This meeting came about after a realization that many of the communities that AFRA had been working with previously, and who have since got their land back, keep returning to AFRA with various problems. Very few people are speaking up about challenges faced by Communal Property Institutions (CPI) post land transfer.
There seems to be an assumption that once CPI’s take ownership of the land on behalf of their communities, the process is complete. The Department of Land Affairs marks them off as a successful project. In reality taking transfer is just the beginning of a whole series of challenges, which these structures and communities were never prepared for and are not supported to deal with.

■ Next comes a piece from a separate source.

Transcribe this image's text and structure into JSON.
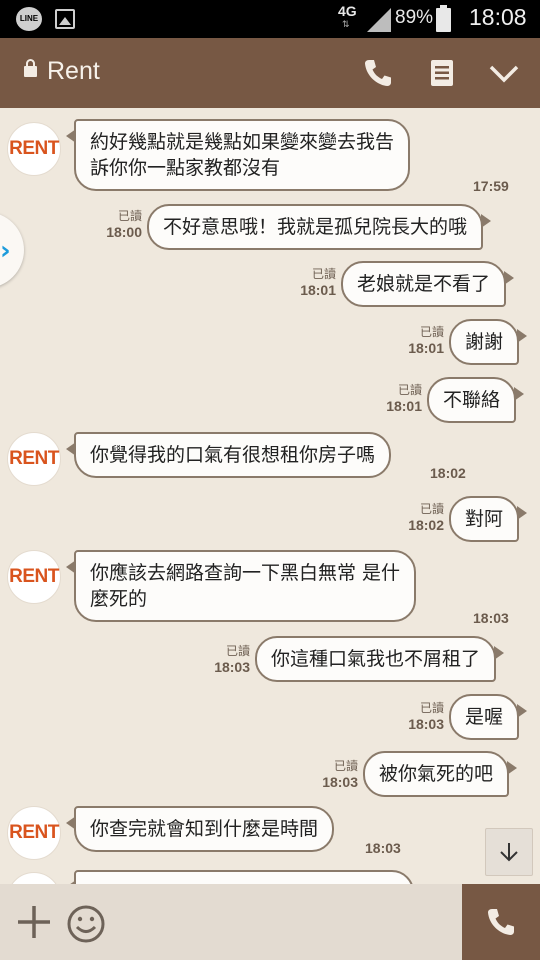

AFRA decided that these issues should not be dealt with individually and randomly. Communal Property Institutions (CPI) need to come together to unify their voices, so that they can better articulate what their issues are and put them back on the public agenda for discussion, where they have conveniently fallen off. The issues that came up in the deliberations can be summed up in three areas, namely:
1. Traditional Authority Systems
Across the board, it was found that the traditional authority structures like to assert their power in places that are community owned and administered by the CPI’s.
2. Lack of post-settlement support
There is no support at all given to Communal Property Institutions. This refers not only to legal support (such as that required when they want to deal with cases of trespassing, for example), but a range of government departments do not even understand what CPI’s are. This is a huge obstruction to accessing various services. In some instances, CPI’s have gone to municipalities to talk about development services for their communities, and ended up having to defend their legitimacy as land-holding structures versus the traditional authority structures.
3. Lack of internal co operation
There is an observed lack of co-operation as well as support even among community members themselves. There was an acknowledgement that people are not prepared for the issues that they have to deal with and are getting no support.
These structures agreed that this engagement should be the first of many that are still to come. There was a commitment to keep talking to one another in order to strategize around raising these issues with a united voice.